**WORK TASK:** In your reply, restate all of the records below word for word.
::::::::
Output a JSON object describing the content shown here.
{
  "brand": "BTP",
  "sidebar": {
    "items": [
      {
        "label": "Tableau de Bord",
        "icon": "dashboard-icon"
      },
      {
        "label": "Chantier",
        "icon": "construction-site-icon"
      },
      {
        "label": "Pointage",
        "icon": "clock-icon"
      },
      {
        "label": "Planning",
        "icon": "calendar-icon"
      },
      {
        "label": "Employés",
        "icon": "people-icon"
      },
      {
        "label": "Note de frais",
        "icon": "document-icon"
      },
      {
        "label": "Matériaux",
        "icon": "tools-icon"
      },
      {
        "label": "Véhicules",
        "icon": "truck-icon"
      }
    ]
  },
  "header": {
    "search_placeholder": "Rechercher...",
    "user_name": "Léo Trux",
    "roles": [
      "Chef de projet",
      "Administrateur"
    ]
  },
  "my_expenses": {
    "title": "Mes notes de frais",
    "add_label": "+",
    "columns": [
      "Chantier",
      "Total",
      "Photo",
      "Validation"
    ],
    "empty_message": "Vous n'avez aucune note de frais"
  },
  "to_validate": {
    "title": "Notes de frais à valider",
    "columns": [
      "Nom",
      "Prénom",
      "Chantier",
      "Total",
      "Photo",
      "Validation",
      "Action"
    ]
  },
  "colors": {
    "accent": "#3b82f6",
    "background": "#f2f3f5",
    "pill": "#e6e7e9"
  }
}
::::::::
**WRITTEN ANSWER:**
Output a JSON object describing the content shown here.
{
  "brand": "BTP",
  "sidebar": {
    "items": [
      {
        "label": "Tableau de Bord",
        "icon": "dashboard-icon"
      },
      {
        "label": "Chantier",
        "icon": "construction-site-icon"
      },
      {
        "label": "Pointage",
        "icon": "clock-icon"
      },
      {
        "label": "Planning",
        "icon": "calendar-icon"
      },
      {
        "label": "Employés",
        "icon": "people-icon"
      },
      {
        "label": "Note de frais",
        "icon": "document-icon"
      },
      {
        "label": "Matériaux",
        "icon": "tools-icon"
      },
      {
        "label": "Véhicules",
        "icon": "truck-icon"
      }
    ]
  },
  "header": {
    "search_placeholder": "Rechercher...",
    "user_name": "Léo Trux",
    "roles": [
      "Chef de projet",
      "Administrateur"
    ]
  },
  "my_expenses": {
    "title": "Mes notes de frais",
    "add_label": "+",
    "columns": [
      "Chantier",
      "Total",
      "Photo",
      "Validation"
    ],
    "empty_message": "Vous n'avez aucune note de frais"
  },
  "to_validate": {
    "title": "Notes de frais à valider",
    "columns": [
      "Nom",
      "Prénom",
      "Chantier",
      "Total",
      "Photo",
      "Validation",
      "Action"
    ]
  },
  "colors": {
    "accent": "#3b82f6",
    "background": "#f2f3f5",
    "pill": "#e6e7e9"
  }
}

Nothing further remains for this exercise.